Andrew spent a lot of time taking care of his grandmother. She would get so drunk she wouldn’t able to function. He said that he had to clean up after his grandmother and help her up since she fell frequently.
Andrew was an awkward child who struggled with making friends and accepting responsibility for his behavior. He did not have any social skills and did not know how to act around other people. Andrew did not want to follow rules, and was often disrespectful to adults. He had significant problems understanding his role in an adult- child relationship.
Andrew struggled within the program for several months and was reluctant to learn better coping skills, social skills, and independent living skills. He also refused to take medication to help him stay focused. Eventually, Andrew was suspended from the program and referred back to court for not progressing. At the same time, the Department of Human Services (DHS) became involved.
Andrew moved in with his uncle and continued to struggle. He now had rules and expectations to follow, rather than being able to do what he wanted. Andrew began to realize that he was making bad decisions. He was not getting along with his uncle and he refused to comply with the judge’s orders.
Andrew recognized that he was going to face jail time, so he began behaving appropriately and started following the rules at home and in the program. He decided that he needed to successfully complete the program and return to school. He wanted to be in the air force. Andrew started becoming a leader and encouraged his peers to stay out of trouble. After 11 months, Andrew successfully completed the program and was able to return to regular school.
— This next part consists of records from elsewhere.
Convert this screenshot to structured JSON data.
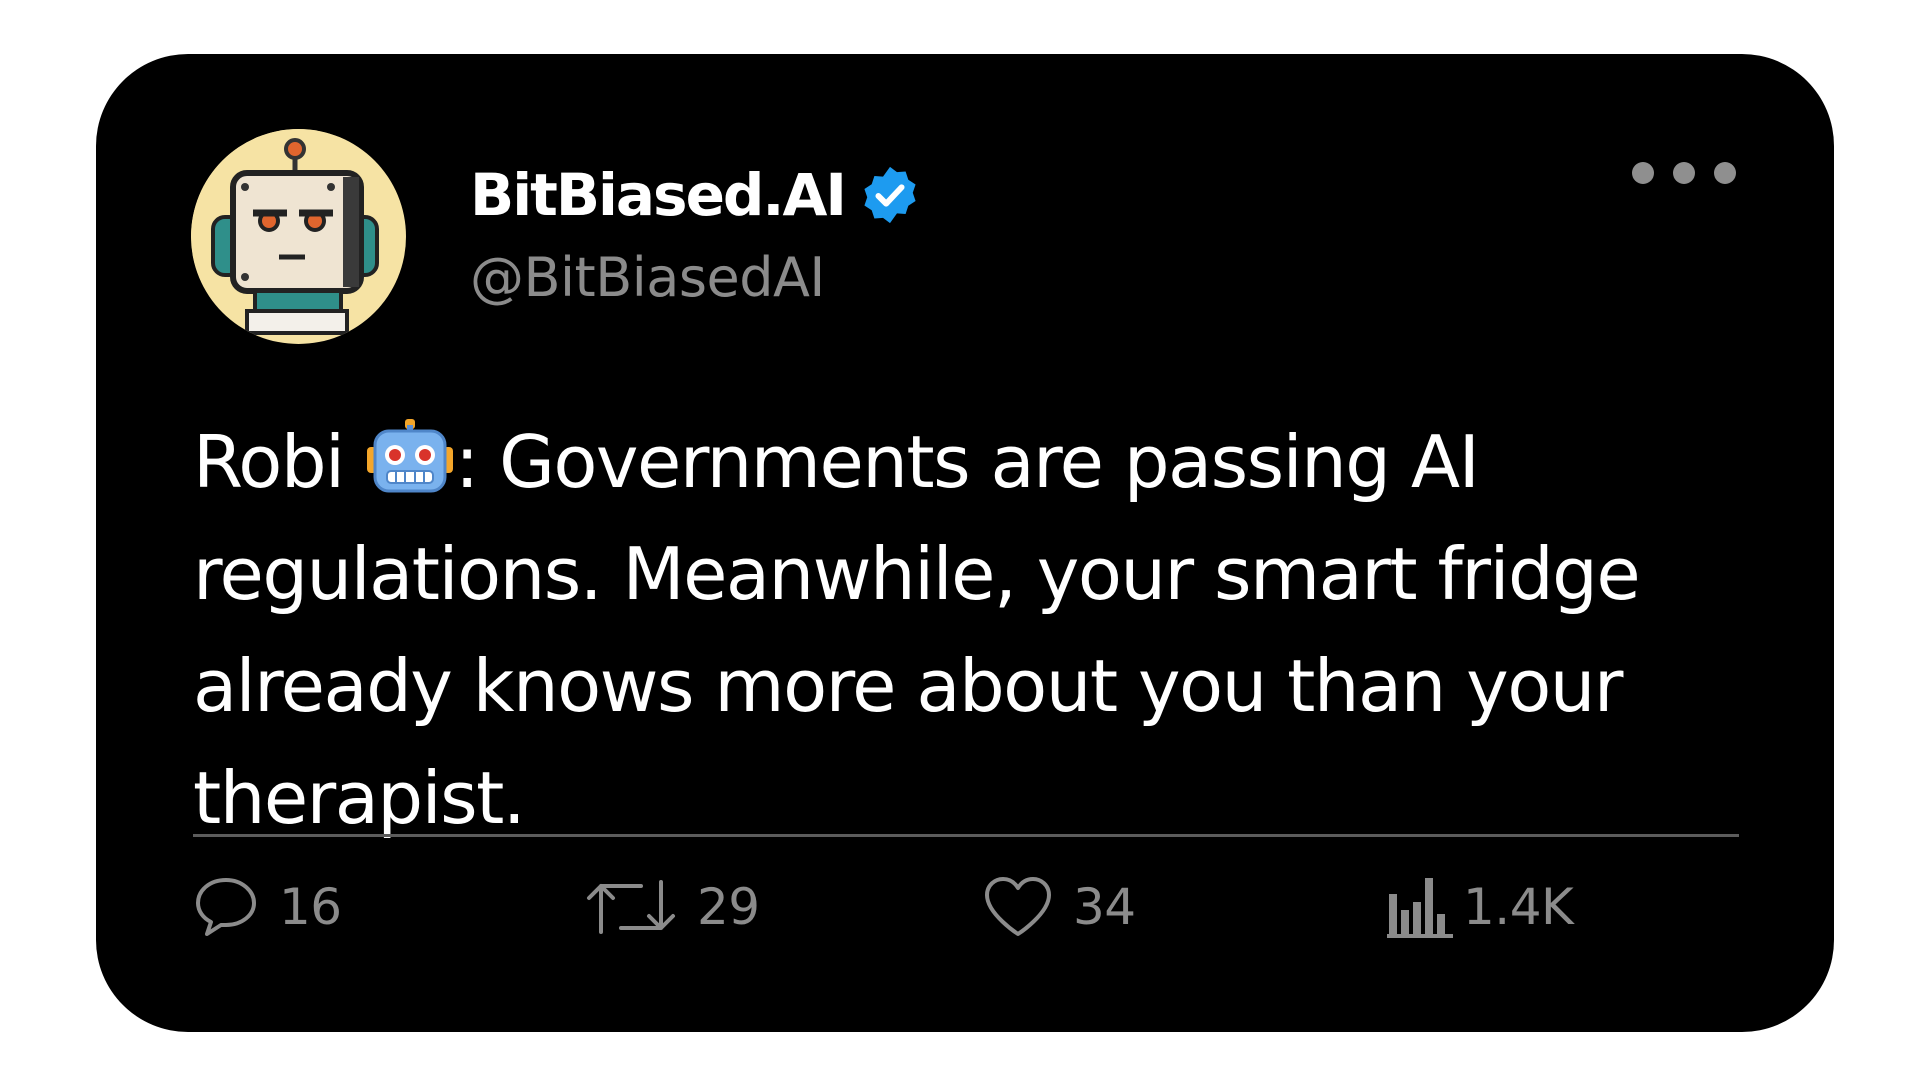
{
  "post": {
    "author": {
      "display_name": "BitBiased.AI",
      "handle": "@BitBiasedAI",
      "verified": true,
      "avatar_icon": "robot-avatar-icon"
    },
    "text_prefix": "Robi ",
    "text_emoji": "robot-face-emoji",
    "text_body": ": Governments are passing AI regulations. Meanwhile, your smart fridge already knows more about you than your therapist.",
    "stats": {
      "replies": "16",
      "reposts": "29",
      "likes": "34",
      "views": "1.4K"
    }
  },
  "colors": {
    "card_background": "#000000",
    "page_background": "#ffffff",
    "verified_badge": "#1d9bf0",
    "secondary_text": "#8b8b8b",
    "avatar_background": "#f6e3a4"
  },
  "icons": {
    "more": "more-options-icon",
    "reply": "reply-icon",
    "repost": "repost-icon",
    "like": "heart-icon",
    "views": "views-chart-icon",
    "verified": "verified-badge-icon"
  }
}
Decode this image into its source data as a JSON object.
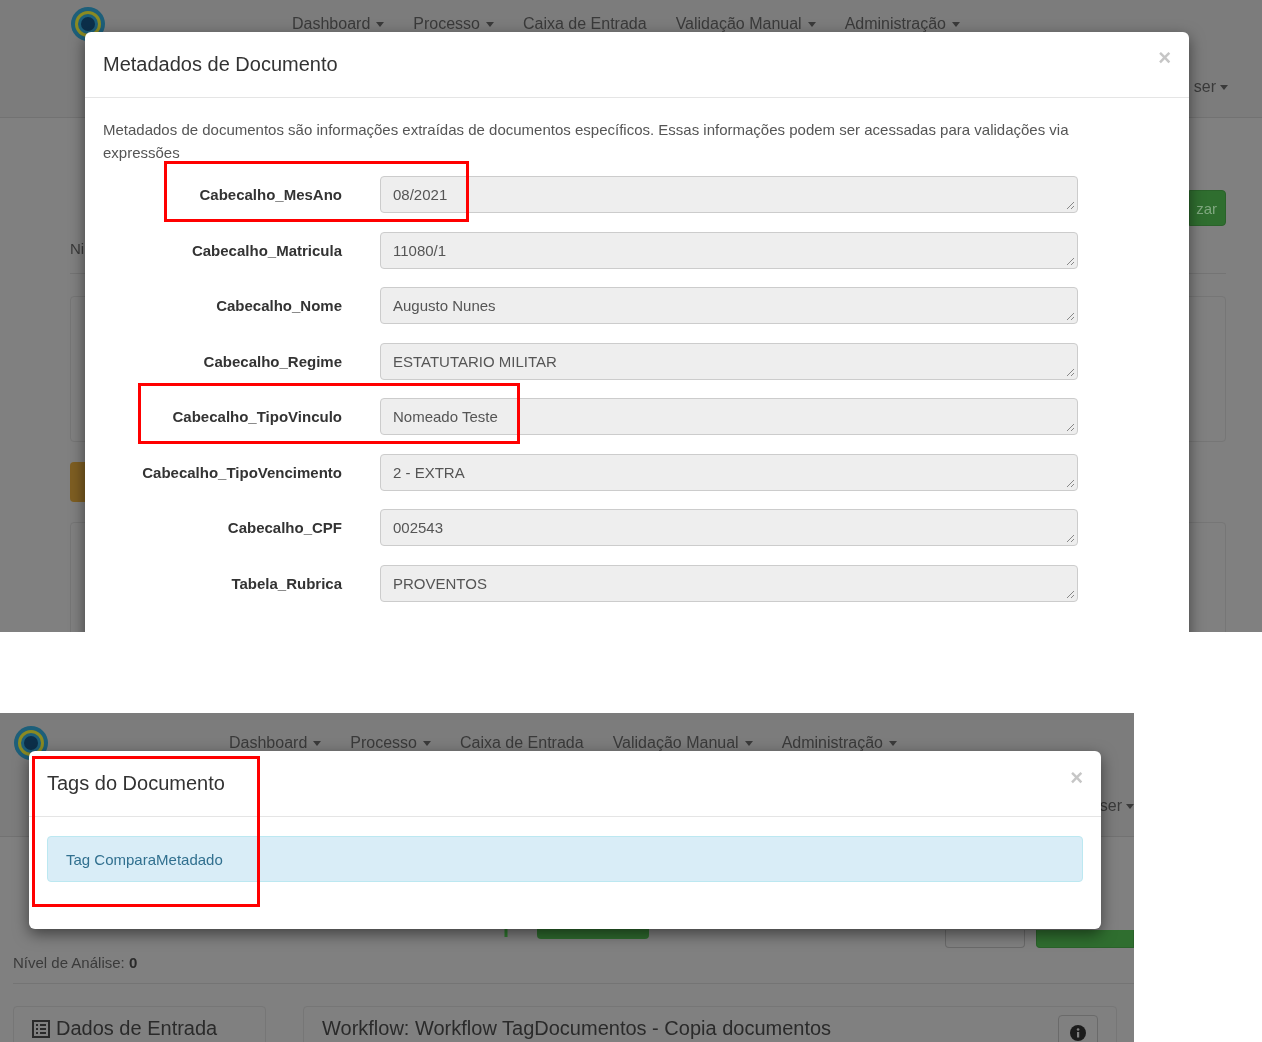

At last report, Andrew was still thriving and doing well.
One of our most rewarding clients we served came to us on October 31, 2012. Jacob came to us after being referred by the court system. He was expelled from school for possessing drug paraphernalia on school premises.
Jacob started the day treatment program as a very reserved and quiet young man. He was in need of finding himself as well as a direction towards which to work. Jacob learned skills in anger management, empathy, character education, and essential social skills. The staff began to see Jacob’s confidence grow. Jacob’s true character was shown when they began to volunteer at the Equestrian Zone as part of the character education lessons. He demonstrated courage, respect, and care for the horses as well as the pride in his work around the stables.
When Jacob graduated from our program in February 2013, he left as a confident young man who figured out who he is and where he wants to go. Jacob returned to school and continues to volunteer in the community. The treatment team is proud of Jacob and the person he is today.